MPC artists morphed between the two plates, and to help with the transition, spiraled the willow leaves around Cinderella as the camera rotated up and around. A particle simulation in Maya swirled the leaves, and a little bit of fog simulated with Flowline gave the shot extra depth.
“It was a complicated shot with multiple elements and plates, and it was hard to get the timing right,” Irles says. “We added foreground willow leaves above. Without that and the low-lying fog, the shot looked flat. We tried adding magic, but Rob said, ‘Nope. The leaves are lifted by magic, but we don’t need to show the magic itself.’”
Even the witch’s most fantastical magic is subtle.
“She fires a blue color that looks almost like a liquid from her hands,” Irles says. “When we first did the look dev, we went over the top and created the type of effect we’d done for Harry Potter. Rob liked the shape and movement but asked us to back off in terms of the look. So in most of the film, it has low opacity. It’s just a hint of blue haze in the air so that it doesn’t distract or overpower.”
In addition to the witch’s personal magic, the crew added visual effects magic to a sequence in which two of the characters find themselves stuck on a sticky stairs.
“Time comes almost to a stop,” Irles says. “The staircase is surrounded by bright flambeaus, with little embers everywhere that move slowly. It was quite tricky to nail down.”
For reference, the artists looked at examples of flame elements shot in extreme slow motion.
“Matt Johnson, the client VFX supervisor, shot the flames with a [Vision Research] Phantom camera at a ridiculous speed of 48,000 frames per second,” Irles says. We couldn’t use the elements because even if we put them on cards, there was so much parallax and rotation around the flambeaus, the illusion would break. So, we re-created the look with CG flames. Rob [Marshall] worked with an artist in New York on the final shots. They iterated over and over to make sure they had the scale of the little floating embers correct. Some are close to camera and out of focus; some are behind. It’s simple and beautiful.”

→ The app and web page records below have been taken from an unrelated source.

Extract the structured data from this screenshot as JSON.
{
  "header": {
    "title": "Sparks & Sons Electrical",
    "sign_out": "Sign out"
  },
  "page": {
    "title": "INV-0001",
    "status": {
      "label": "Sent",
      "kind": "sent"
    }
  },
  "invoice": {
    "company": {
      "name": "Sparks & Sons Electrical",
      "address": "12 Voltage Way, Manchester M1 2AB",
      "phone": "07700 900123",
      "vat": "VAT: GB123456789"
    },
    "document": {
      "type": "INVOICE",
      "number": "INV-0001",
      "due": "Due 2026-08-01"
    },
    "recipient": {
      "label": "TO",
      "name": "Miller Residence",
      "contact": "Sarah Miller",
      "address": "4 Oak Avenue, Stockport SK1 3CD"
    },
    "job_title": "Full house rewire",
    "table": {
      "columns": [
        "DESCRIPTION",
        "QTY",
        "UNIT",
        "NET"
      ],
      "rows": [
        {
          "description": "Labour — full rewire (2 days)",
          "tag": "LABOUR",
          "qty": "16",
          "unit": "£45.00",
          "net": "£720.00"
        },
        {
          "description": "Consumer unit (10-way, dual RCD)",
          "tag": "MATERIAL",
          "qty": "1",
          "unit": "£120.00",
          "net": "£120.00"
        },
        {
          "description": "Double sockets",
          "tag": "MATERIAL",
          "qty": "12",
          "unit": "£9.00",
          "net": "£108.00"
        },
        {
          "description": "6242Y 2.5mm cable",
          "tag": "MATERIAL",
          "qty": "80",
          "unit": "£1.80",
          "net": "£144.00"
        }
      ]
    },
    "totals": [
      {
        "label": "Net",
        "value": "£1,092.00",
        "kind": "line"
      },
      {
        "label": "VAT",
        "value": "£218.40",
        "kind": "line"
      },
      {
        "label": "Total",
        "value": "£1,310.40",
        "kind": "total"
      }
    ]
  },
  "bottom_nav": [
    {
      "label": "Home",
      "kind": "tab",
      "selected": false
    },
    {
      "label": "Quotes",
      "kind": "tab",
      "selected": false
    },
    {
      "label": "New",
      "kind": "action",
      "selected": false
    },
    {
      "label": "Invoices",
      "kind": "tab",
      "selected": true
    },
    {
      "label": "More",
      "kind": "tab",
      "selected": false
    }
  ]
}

One of the most difficult sequences included 20 shots that were much less subtle. “We have ground bulging and breaking,” Irles says. “Leaves, ground, and smoke fall into the void. Lightning flashes into the smoke and lights up the leaves. And at the end, there’s a big carpet with viscous black matter.”
The artists turned again to the studio’s Kali software to manage the collapsing ground, Flowline to simulate the smoke, and Maya particles to move the leaves.
“The hardest thing about the shot was the look,” Irles says. “We had to change the camera – they couldn’t get the crane high enough, so we had to extend the camera in layout. And, conceptually, the smoke was difficult. They wanted the smoke to dissipate quickly so it wouldn’t cover the tar.”
Irles worked on the film from October 2013 to September 2014, almost a year, with a crew that ranged from 60 to 80 people.
“It wasn’t a big crew, so when we had a rush to provide almost final looks for a temp screening, I freaked out a little,” Irles says. “But, with the small crew, it was easier to have people focus on what we had to do. It turned out to be one of the smoothest shows I’ve worked on.”
Into the Woods may not be a visual effects blockbuster, but it is spellbinding. And Irles and the supporting cast of visual effects artists who created the subtle magic in this film can take pride knowing their work helped the film win an AFI Award for Movie of the Year, a Golden Globe nomination for Best Motion Picture Musical or Comedy, three more wins, 22 other nominations, and the awards season has only begun. They may have created only 300 shots, but the fairy-tale wouldn’t have been as magical without them.
Barbara Robertson is an award-winning writer and a contributing editor for Computer Graphics World
. She can be reached at BarbaraRR@comcast.net.